With Diversity, Doctors Need to Know More: News Roundup

Training health care professionals in religio-cultural competence – so they can meet the needs of an increasingly diverse patient constituency – is a concept that hasn’t quite hit the tipping point and is not often in the news. But with the release of two reports and an interview with a Texas doctor this week on the necessity of cultural sensitivity in health care, this type of training is getting the attention that it deserves.

Citing the 7 million Muslims in the United States and the fact that it’s currently the fastest growing religion in the country, Dr. Padela says,
The other report out this week is from the Joint Commission, a non-profit that evaluates hospitals. “Advancing Effective Communication, Cultural Competence, and Patient- and Family-Centered Care: A Roadmap for Hospitals” says:

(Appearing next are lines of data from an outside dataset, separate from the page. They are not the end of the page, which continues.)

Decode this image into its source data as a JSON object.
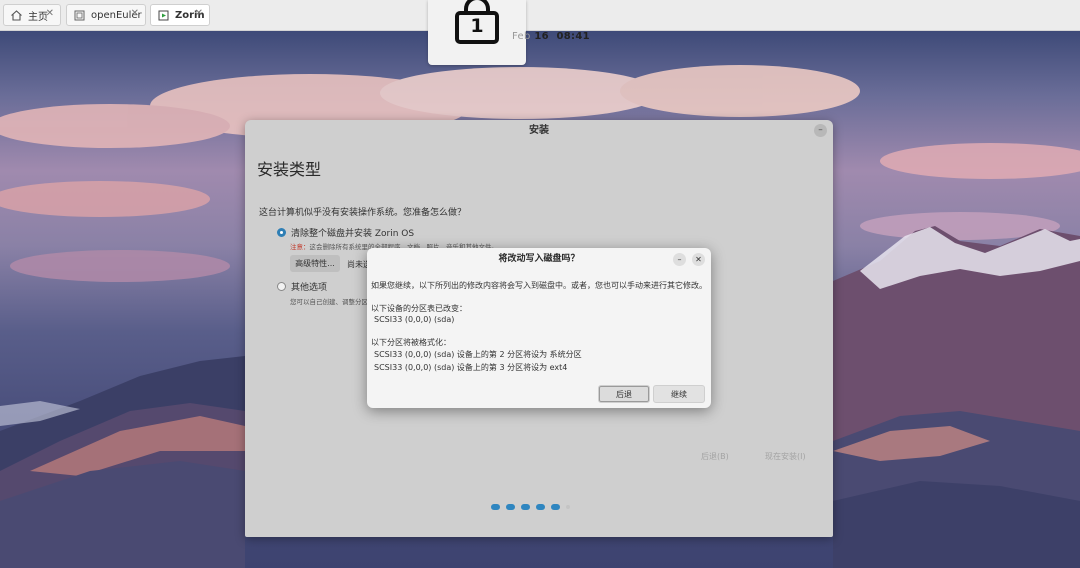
{
  "browser": {
    "tabs": [
      {
        "label": "主页",
        "icon": "home-icon"
      },
      {
        "label": "openEuler",
        "icon": "vm-icon"
      },
      {
        "label": "Zorin",
        "icon": "vm-run-icon"
      }
    ]
  },
  "lock": {
    "number": "1"
  },
  "clock": {
    "date": "Feb",
    "day": "16",
    "time": "08:41"
  },
  "installer": {
    "title": "安装",
    "minimize": "–",
    "heading": "安装类型",
    "question": "这台计算机似乎没有安装操作系统。您准备怎么做？",
    "option_erase": "清除整个磁盘并安装 Zorin OS",
    "warning_label": "注意：",
    "warning_text": "这会删除所有系统里的全部程序、文档、照片、音乐和其他文件。",
    "advanced_button": "高级特性...",
    "advanced_note": "尚未选择",
    "option_other": "其他选项",
    "other_note": "您可以自己创建、调整分区，或者为 Zorin OS 选择多个分区。",
    "back": "后退(B)",
    "install_now": "现在安装(I)"
  },
  "dialog": {
    "title": "将改动写入磁盘吗？",
    "minimize": "–",
    "close": "✕",
    "intro": "如果您继续，以下所列出的修改内容将会写入到磁盘中。或者，您也可以手动来进行其它修改。",
    "changed_header": "以下设备的分区表已改变：",
    "changed_device": "SCSI33 (0,0,0) (sda)",
    "format_header": "以下分区将被格式化：",
    "format_1": "SCSI33 (0,0,0) (sda) 设备上的第 2 分区将设为 系统分区",
    "format_2": "SCSI33 (0,0,0) (sda) 设备上的第 3 分区将设为 ext4",
    "back_button": "后退",
    "continue_button": "继续"
  }
}
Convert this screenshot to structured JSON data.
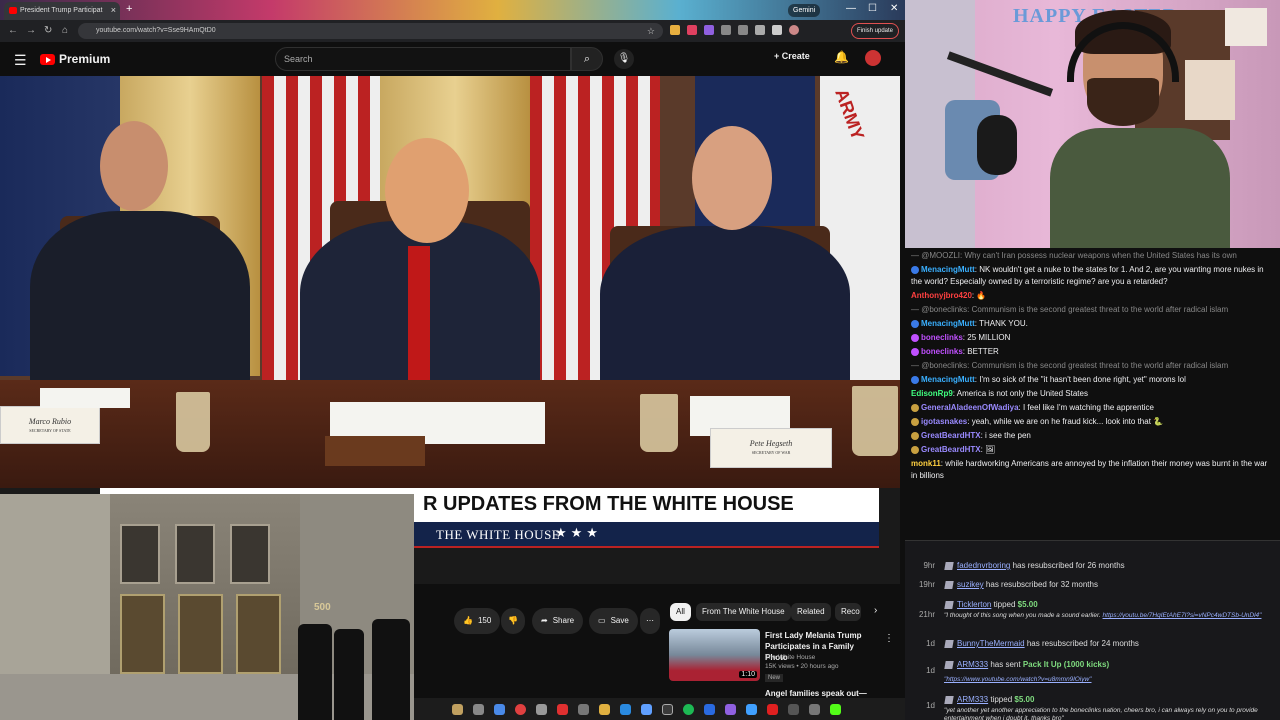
{
  "browser": {
    "tab_title": "President Trump Participat",
    "new_tab": "+",
    "gemini": "Gemini",
    "url": "youtube.com/watch?v=Sse9HAmQtD0",
    "finish_update": "Finish update",
    "minimize": "—",
    "maximize": "☐",
    "close": "✕"
  },
  "youtube": {
    "brand": "Premium",
    "search_placeholder": "Search",
    "create": "Create"
  },
  "video": {
    "nameplate_left": "Marco Rubio",
    "nameplate_left_sub": "SECRETARY OF STATE",
    "nameplate_right": "Pete Hegseth",
    "nameplate_right_sub": "SECRETARY OF WAR",
    "army_flag_text": "ARMY"
  },
  "banner": {
    "headline": "R UPDATES FROM THE WHITE HOUSE",
    "sub": "THE WHITE HOUSE",
    "stars": "★★★"
  },
  "building_number": "500",
  "actions": {
    "likes": "150",
    "share": "Share",
    "save": "Save"
  },
  "chips": [
    "All",
    "From The White House",
    "Related",
    "Reco"
  ],
  "recommendation": {
    "title": "First Lady Melania Trump Participates in a Family Photo",
    "channel": "The White House",
    "meta": "15K views • 20 hours ago",
    "badge": "New",
    "duration": "1:10",
    "next_title": "Angel families speak out—"
  },
  "chat": [
    {
      "type": "reply",
      "text": "— @MOOZLI: Why can't Iran possess nuclear weapons when the United States has its own"
    },
    {
      "type": "msg",
      "user": "MenacingMutt",
      "color": "#3ab0ff",
      "text": "NK wouldn't get a nuke to the states for 1. And 2, are you wanting more nukes in the world? Especially owned by a terroristic regime? are you a retarded?"
    },
    {
      "type": "msg",
      "user": "Anthonyjbro420",
      "color": "#ff4040",
      "text": "🔥"
    },
    {
      "type": "reply",
      "text": "— @boneclinks: Communism is the second greatest threat to the world after radical islam"
    },
    {
      "type": "msg",
      "user": "MenacingMutt",
      "color": "#3ab0ff",
      "text": "THANK YOU."
    },
    {
      "type": "msg",
      "user": "boneclinks",
      "color": "#c050ff",
      "text": "25 MILLION"
    },
    {
      "type": "msg",
      "user": "boneclinks",
      "color": "#c050ff",
      "text": "BETTER"
    },
    {
      "type": "reply",
      "text": "— @boneclinks: Communism is the second greatest threat to the world after radical islam"
    },
    {
      "type": "msg",
      "user": "MenacingMutt",
      "color": "#3ab0ff",
      "text": "I'm so sick of the \"it hasn't been done right, yet\" morons lol"
    },
    {
      "type": "msg",
      "user": "EdisonRp9",
      "color": "#40ff80",
      "text": "America is not only the United States"
    },
    {
      "type": "msg",
      "user": "GeneralAladeenOfWadiya",
      "color": "#9a8aff",
      "text": "I feel like I'm watching the apprentice"
    },
    {
      "type": "msg",
      "user": "igotasnakes",
      "color": "#9a8aff",
      "text": "yeah, while we are on he fraud kick... look into that 🐍"
    },
    {
      "type": "msg",
      "user": "GreatBeardHTX",
      "color": "#9a8aff",
      "text": "i see the pen"
    },
    {
      "type": "msg",
      "user": "GreatBeardHTX",
      "color": "#9a8aff",
      "text": "🖼"
    },
    {
      "type": "msg",
      "user": "monk11",
      "color": "#ffd040",
      "text": "while hardworking Americans are annoyed by the inflation their money was burnt in the war in billions"
    }
  ],
  "events": [
    {
      "time": "9hr",
      "user": "fadednvrboring",
      "text": "has resubscribed for 26 months"
    },
    {
      "time": "19hr",
      "user": "suzikey",
      "text": "has resubscribed for 32 months"
    },
    {
      "time": "21hr",
      "user": "Ticklerton",
      "text": "tipped",
      "amount": "$5.00",
      "message": "\"I thought of this song when you made a sound earlier.",
      "link": "https://youtu.be/7HqIEtAhE7I?si=vNPc4wDTSb-UnDl4\""
    },
    {
      "time": "1d",
      "user": "BunnyTheMermaid",
      "text": "has resubscribed for 24 months"
    },
    {
      "time": "1d",
      "user": "ARM333",
      "text": "has sent",
      "amount": "Pack It Up (1000 kicks)",
      "message": "",
      "link": "\"https://www.youtube.com/watch?v=u8mmn9lOiyw\""
    },
    {
      "time": "1d",
      "user": "ARM333",
      "text": "tipped",
      "amount": "$5.00",
      "message": "\"yet another yet another appreciation to the boneclinks nation, cheers bro, i can always rely on you to provide entertainment when i doubt it, thanks bro\"",
      "link": ""
    }
  ],
  "webcam_text": "HAPPY EASTER"
}
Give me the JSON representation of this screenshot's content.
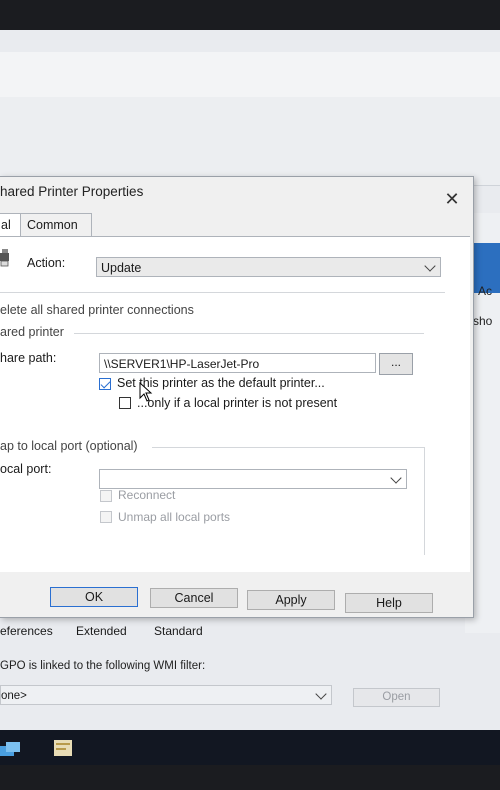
{
  "dialog": {
    "title": "hared Printer Properties",
    "close": "✕",
    "tabs": [
      {
        "label": "al"
      },
      {
        "label": "Common"
      }
    ],
    "action_label": "Action:",
    "action_value": "Update",
    "delete_all": "elete all shared printer connections",
    "shared_printer_group": "ared printer",
    "share_path_label": "hare path:",
    "share_path_value": "\\\\SERVER1\\HP-LaserJet-Pro",
    "browse_label": "...",
    "set_default_label": "Set this printer as the default printer...",
    "set_default_checked": true,
    "only_local_label": "...only if a local printer is not present",
    "only_local_checked": false,
    "map_local_group": "ap to local port (optional)",
    "local_port_label": "ocal port:",
    "local_port_value": "",
    "reconnect_label": "Reconnect",
    "unmap_label": "Unmap all local ports",
    "buttons": {
      "ok": "OK",
      "cancel": "Cancel",
      "apply": "Apply",
      "help": "Help"
    }
  },
  "background": {
    "right_text_1": "Ac",
    "right_text_2": "o sho"
  },
  "gpo": {
    "tabs": [
      {
        "label": "eferences"
      },
      {
        "label": "Extended"
      },
      {
        "label": "Standard"
      }
    ],
    "wmi_text": "GPO is linked to the following WMI filter:",
    "wmi_value": "one>",
    "open_label": "Open"
  },
  "colors": {
    "accent": "#2a6fd1",
    "selection_blue": "#2c6fbf"
  }
}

The report responds to the latest research with tips for improving communication, cultural competence and patient- and family-centered care.
He gives an example of when his knowledge of Judaism from his own Jewish background allowed him to be more sensitive to a patient’s needs. Sensing that scheduling heart surgery during Passover would be hard on his Jewish patient, Kessler says:

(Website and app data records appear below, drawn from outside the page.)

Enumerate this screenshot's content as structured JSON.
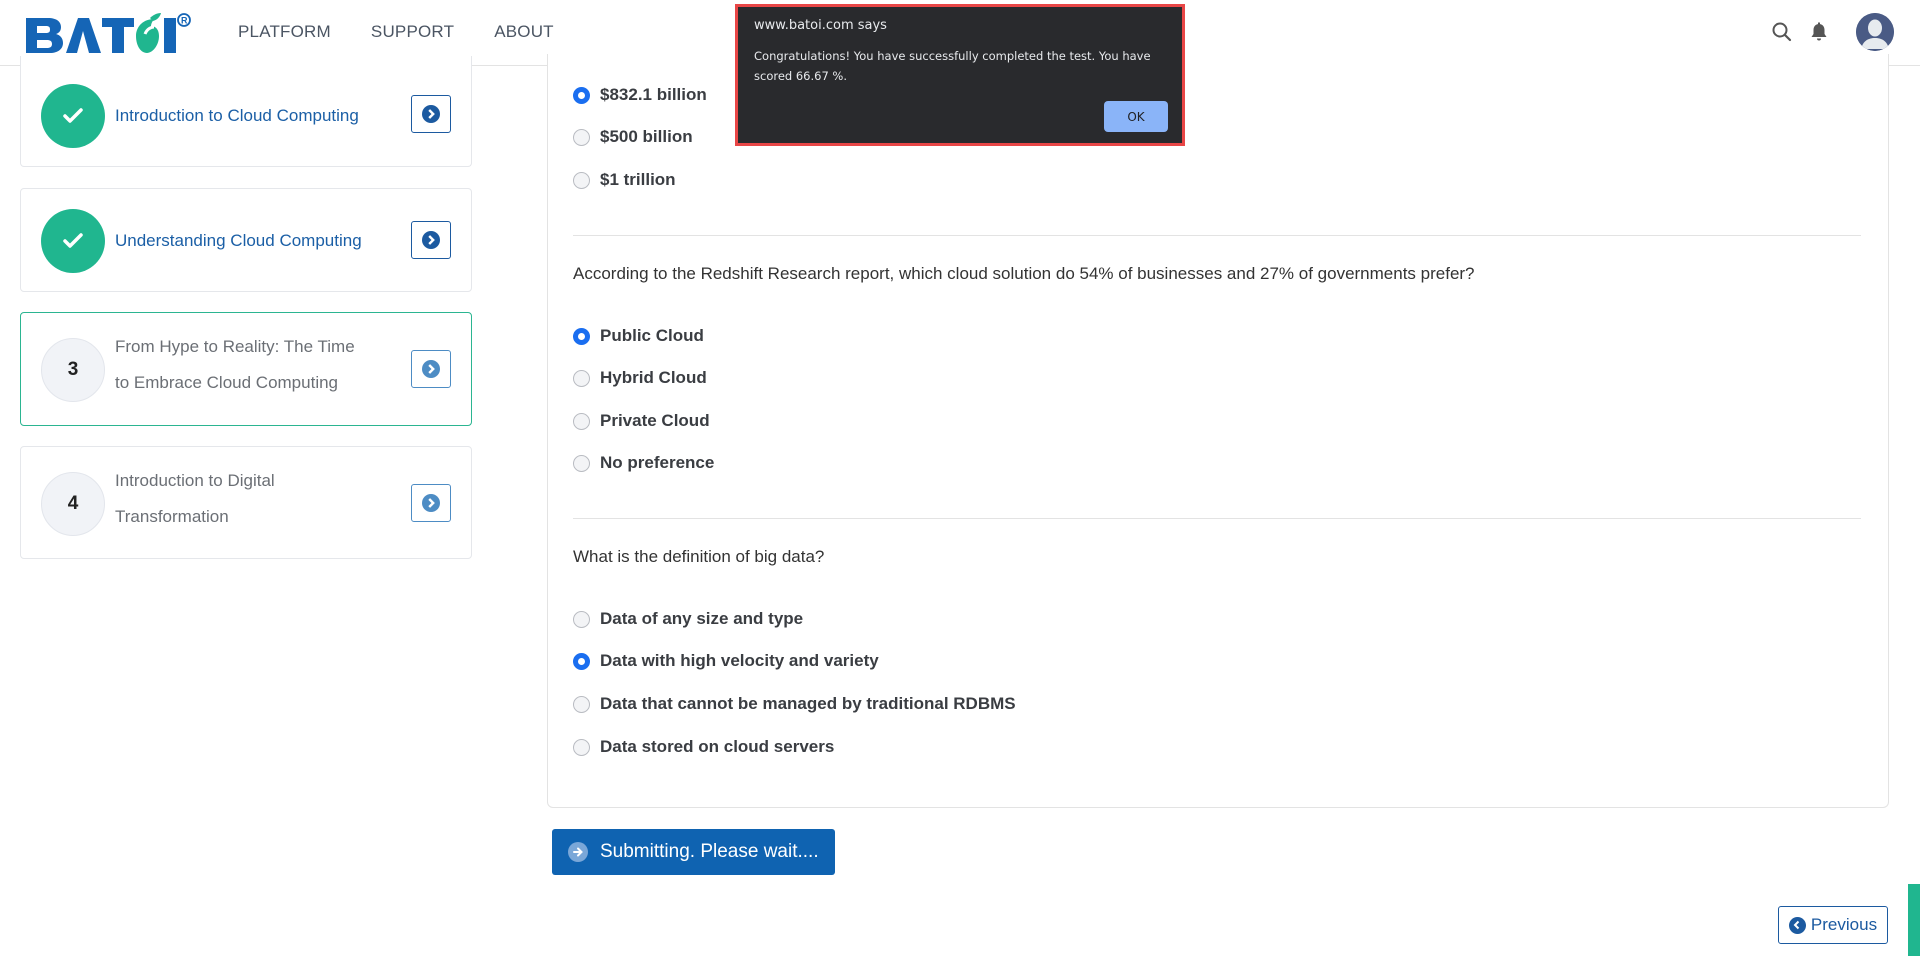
{
  "header": {
    "logo_text": "BATOI",
    "logo_mark": "®",
    "nav": [
      {
        "label": "PLATFORM"
      },
      {
        "label": "SUPPORT"
      },
      {
        "label": "ABOUT"
      }
    ],
    "icons": [
      "search-icon",
      "bell-icon",
      "user-avatar"
    ]
  },
  "colors": {
    "brand_blue": "#1565b6",
    "brand_green": "#20b68f",
    "radio_selected": "#1a6ef0",
    "dialog_bg": "#292a2d",
    "dialog_border": "#e84646",
    "ok_button": "#8ab4f8"
  },
  "sidebar": {
    "lessons": [
      {
        "status": "completed",
        "badge": "check-icon",
        "title": "Introduction to Cloud Computing"
      },
      {
        "status": "completed",
        "badge": "check-icon",
        "title": "Understanding Cloud Computing"
      },
      {
        "status": "active",
        "number": "3",
        "title_line1": "From Hype to Reality: The Time",
        "title_line2": "to Embrace Cloud Computing"
      },
      {
        "status": "pending",
        "number": "4",
        "title_line1": "Introduction to Digital",
        "title_line2": "Transformation"
      }
    ]
  },
  "quiz": {
    "questions": [
      {
        "text": "",
        "options": [
          {
            "label": "$832.1 billion",
            "selected": true
          },
          {
            "label": "$500 billion",
            "selected": false
          },
          {
            "label": "$1 trillion",
            "selected": false
          }
        ]
      },
      {
        "text": "According to the Redshift Research report, which cloud solution do 54% of businesses and 27% of governments prefer?",
        "options": [
          {
            "label": "Public Cloud",
            "selected": true
          },
          {
            "label": "Hybrid Cloud",
            "selected": false
          },
          {
            "label": "Private Cloud",
            "selected": false
          },
          {
            "label": "No preference",
            "selected": false
          }
        ]
      },
      {
        "text": "What is the definition of big data?",
        "options": [
          {
            "label": "Data of any size and type",
            "selected": false
          },
          {
            "label": "Data with high velocity and variety",
            "selected": true
          },
          {
            "label": "Data that cannot be managed by traditional RDBMS",
            "selected": false
          },
          {
            "label": "Data stored on cloud servers",
            "selected": false
          }
        ]
      }
    ],
    "submit_label": "Submitting. Please wait....",
    "previous_label": "Previous"
  },
  "dialog": {
    "title": "www.batoi.com says",
    "message": "Congratulations! You have successfully completed the test. You have scored 66.67 %.",
    "ok_label": "OK"
  }
}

To that end, he underscores the need for health care professionals to get training in religio-cultural competence.
"Whether it's a class or reading the newspaper every day, it's incumbent upon you to get that training," he said. "That's what it means to be an informed citizen in this country."
Tanenbaum’s Religious Diversity in Health Care program was created to provide just that type of training. The need is there and it’s great to see leaders in the medical profession bringing awareness to this important issue.
To finish up, here are some other stories from around the web, including an update on Park51:
Around the Web:
Education Week News writes that the Supreme Court is snubbing religious-expression cases.
According to a study from Ohio State University Research News Service, evidence is no match against the belief in false rumors concerning the proposed Islamic cultural center and mosque in Lower Manhattan.